NEW YORK, June 4 — The US dollar fell to an 11-week low against a basket of other currencies yesterday, on optimism that the worst of the economic downturn stemming from the global spread of the coronavirus is over.
The improving risk appetite has reduced demand for the greenback, which benefits from safe haven buying when markets are volatile and investors are reluctant to take risk. “Momentum seems to be running the table right now.
We think the broad pullback in the US dollar presents an attractive buying opportunity, but recognise there may still be room for additional weakness in the near-term,” analysts at Wells Fargo said in a report yesterday.
The dollar index against a basket of major currencies fell 0.22 per cent to 97.37, after earlier dropping as low as 97.28, the lowest since March 12.
US data yesterday showed that US private payrolls fell less than expected in May, suggesting layoffs were abating as businesses reopen, though the overall economy’s recovery from the Covid-19 pandemic will be slow.

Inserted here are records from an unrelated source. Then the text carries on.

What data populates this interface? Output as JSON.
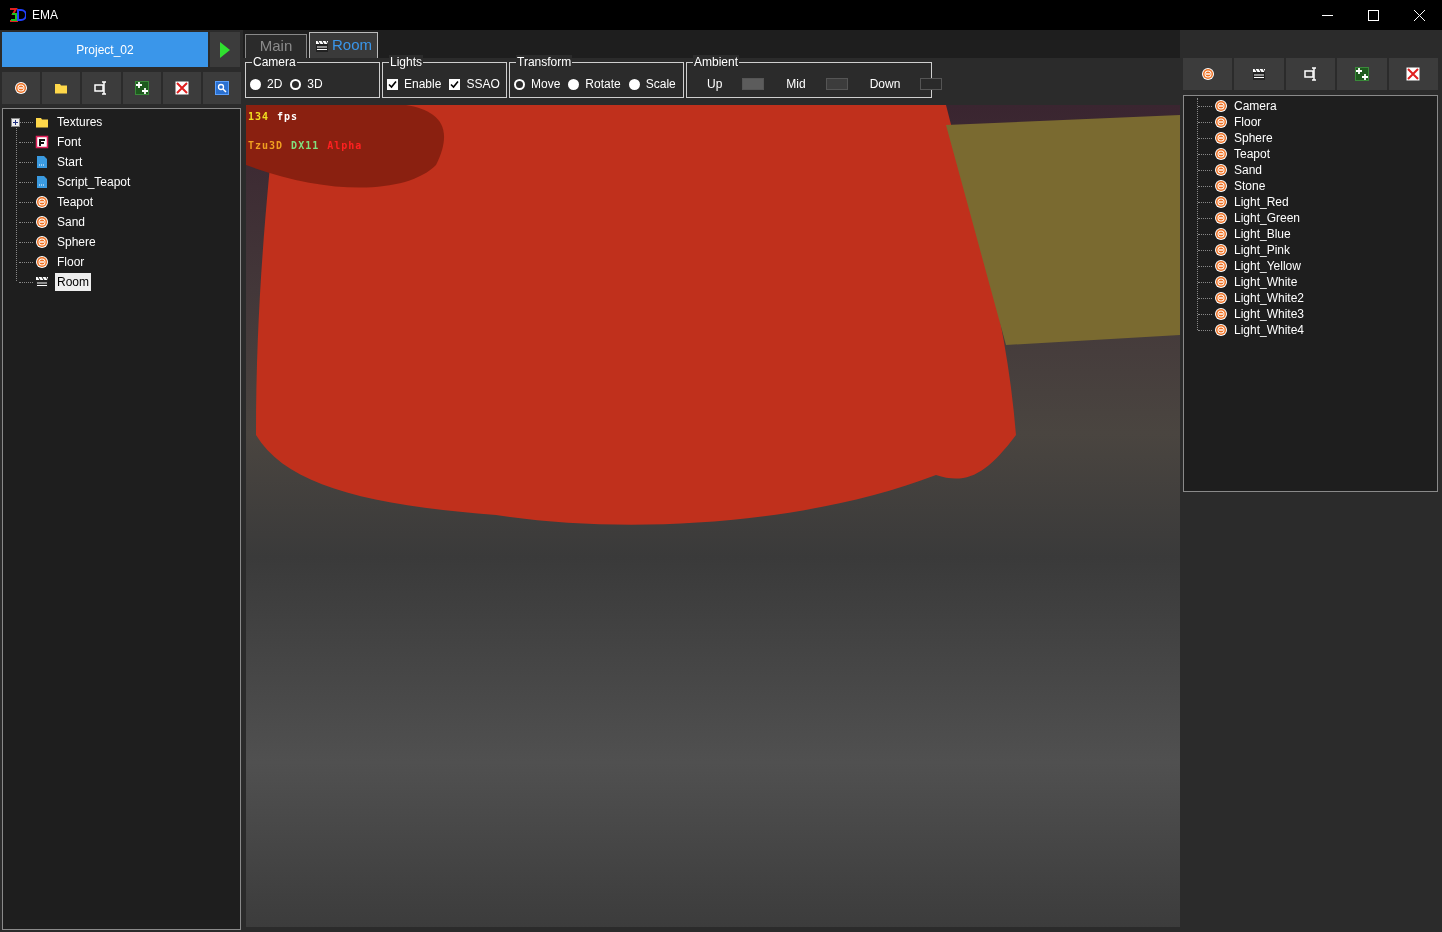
{
  "window": {
    "title": "EMA"
  },
  "project": {
    "name": "Project_02"
  },
  "scene_tree": [
    {
      "label": "Textures",
      "kind": "folder",
      "expanded": false,
      "selected": false
    },
    {
      "label": "Font",
      "kind": "font",
      "selected": false
    },
    {
      "label": "Start",
      "kind": "script",
      "selected": false
    },
    {
      "label": "Script_Teapot",
      "kind": "script",
      "selected": false
    },
    {
      "label": "Teapot",
      "kind": "object",
      "selected": false
    },
    {
      "label": "Sand",
      "kind": "object",
      "selected": false
    },
    {
      "label": "Sphere",
      "kind": "object",
      "selected": false
    },
    {
      "label": "Floor",
      "kind": "object",
      "selected": false
    },
    {
      "label": "Room",
      "kind": "scene",
      "selected": true
    }
  ],
  "tabs": [
    {
      "label": "Main",
      "kind": "plain",
      "selected": false
    },
    {
      "label": "Room",
      "kind": "scene",
      "selected": true
    }
  ],
  "camera": {
    "title": "Camera",
    "options": [
      {
        "label": "2D",
        "selected": false
      },
      {
        "label": "3D",
        "selected": true
      }
    ]
  },
  "lights": {
    "title": "Lights",
    "options": [
      {
        "label": "Enable",
        "checked": true
      },
      {
        "label": "SSAO",
        "checked": true
      }
    ]
  },
  "transform": {
    "title": "Transform",
    "options": [
      {
        "label": "Move",
        "selected": true
      },
      {
        "label": "Rotate",
        "selected": false
      },
      {
        "label": "Scale",
        "selected": false
      }
    ]
  },
  "ambient": {
    "title": "Ambient",
    "swatches": [
      {
        "label": "Up",
        "color": "#5c5c5c"
      },
      {
        "label": "Mid",
        "color": "#3c3c3c"
      },
      {
        "label": "Down",
        "color": "#2a2a2a"
      }
    ]
  },
  "overlay": {
    "lines": [
      [
        {
          "text": "134",
          "color": "#f0e020"
        },
        {
          "text": "fps",
          "color": "#ffffff"
        }
      ],
      [
        {
          "text": "Tzu3D",
          "color": "#f0a020"
        },
        {
          "text": "DX11",
          "color": "#80e080"
        },
        {
          "text": "Alpha",
          "color": "#ff2020"
        }
      ]
    ]
  },
  "room_objects": [
    "Camera",
    "Floor",
    "Sphere",
    "Teapot",
    "Sand",
    "Stone",
    "Light_Red",
    "Light_Green",
    "Light_Blue",
    "Light_Pink",
    "Light_Yellow",
    "Light_White",
    "Light_White2",
    "Light_White3",
    "Light_White4"
  ]
}
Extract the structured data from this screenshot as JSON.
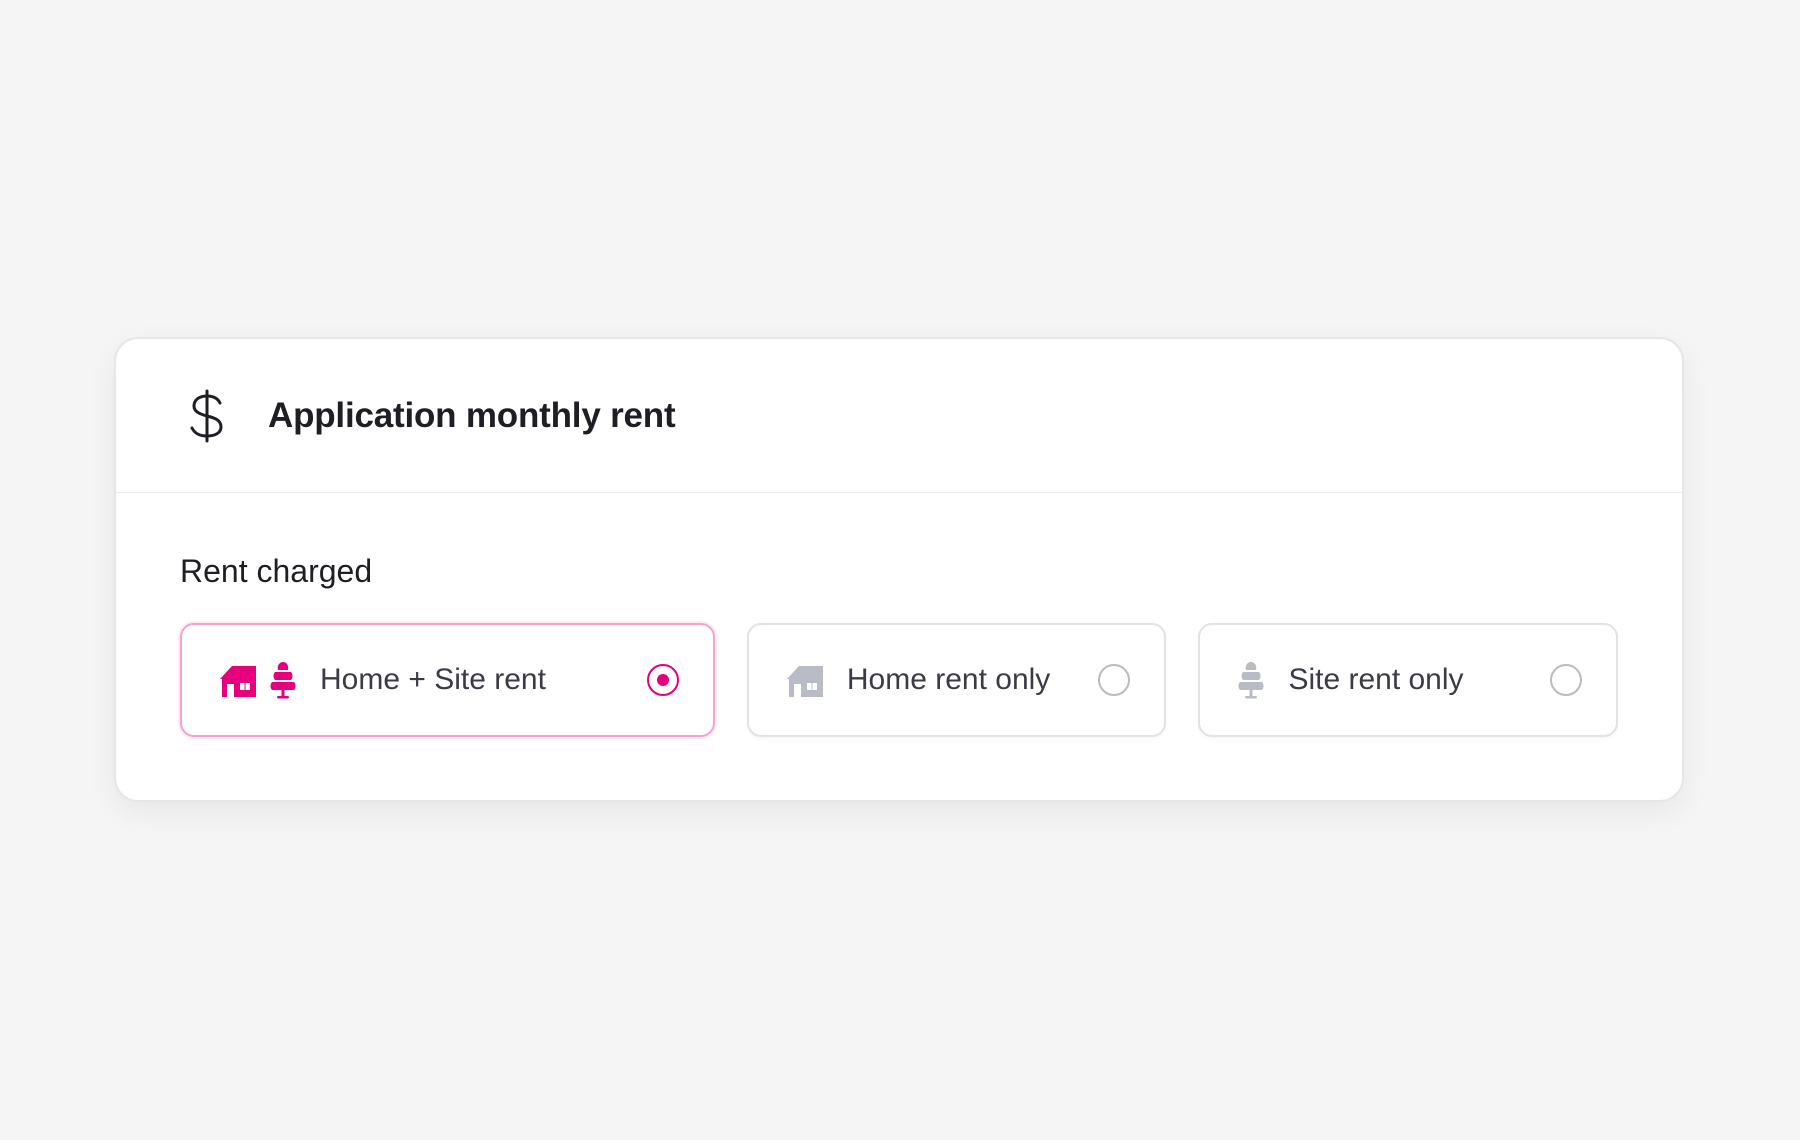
{
  "card": {
    "title": "Application monthly rent",
    "icon": "dollar-icon"
  },
  "section": {
    "label": "Rent charged"
  },
  "options": [
    {
      "label": "Home + Site rent",
      "icons": [
        "house-icon",
        "tree-icon"
      ],
      "selected": true
    },
    {
      "label": "Home rent only",
      "icons": [
        "house-icon"
      ],
      "selected": false
    },
    {
      "label": "Site rent only",
      "icons": [
        "tree-icon"
      ],
      "selected": false
    }
  ],
  "colors": {
    "accent": "#e6007e",
    "accent_border": "#f6a3cc",
    "inactive_icon": "#b9bcc6",
    "text": "#3b3b46",
    "title": "#1e1e24",
    "background": "#f5f5f5"
  }
}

US services industry activity also pushed off an 11-year low in May, though businesses appeared in no rush to rehire workers as they reopen.
The greenback gained 0.03 per cent against the Japanese yen to 108.69 yen, after earlier reaching 108.84 yen, the highest since April 9.
The Australian dollar, which has been one of the best performers from the increase in risk appetite, rose 0.23 per cent to US$0.6910 (RM2.94), after earlier reaching US$0.6983, the highest since January 3.
The euro rose 0.40 per cent to US$1.1214, after getting as high as US$1.1231, the highest since March 16. Investors are focused on whether the European Central Bank will increase the size of its 750 billion euro (US$669 billion) Pandemic Emergency Purchase Programme (PEPP) when it meets on Thursday.
Overnight euro implied volatility gauges jumped to 12 per cent, their highest in one month, suggesting traders were preparing for moves bigger than usual in the common currency.
Data yesterday showed that euro zone businesses suffered another devastating contraction in activity in May and while there are signs the worst is over, it could be months before there is a return to growth.
Sterling rose yesterday to a one-month high though Brexit risks weighed on the currency. — Reuters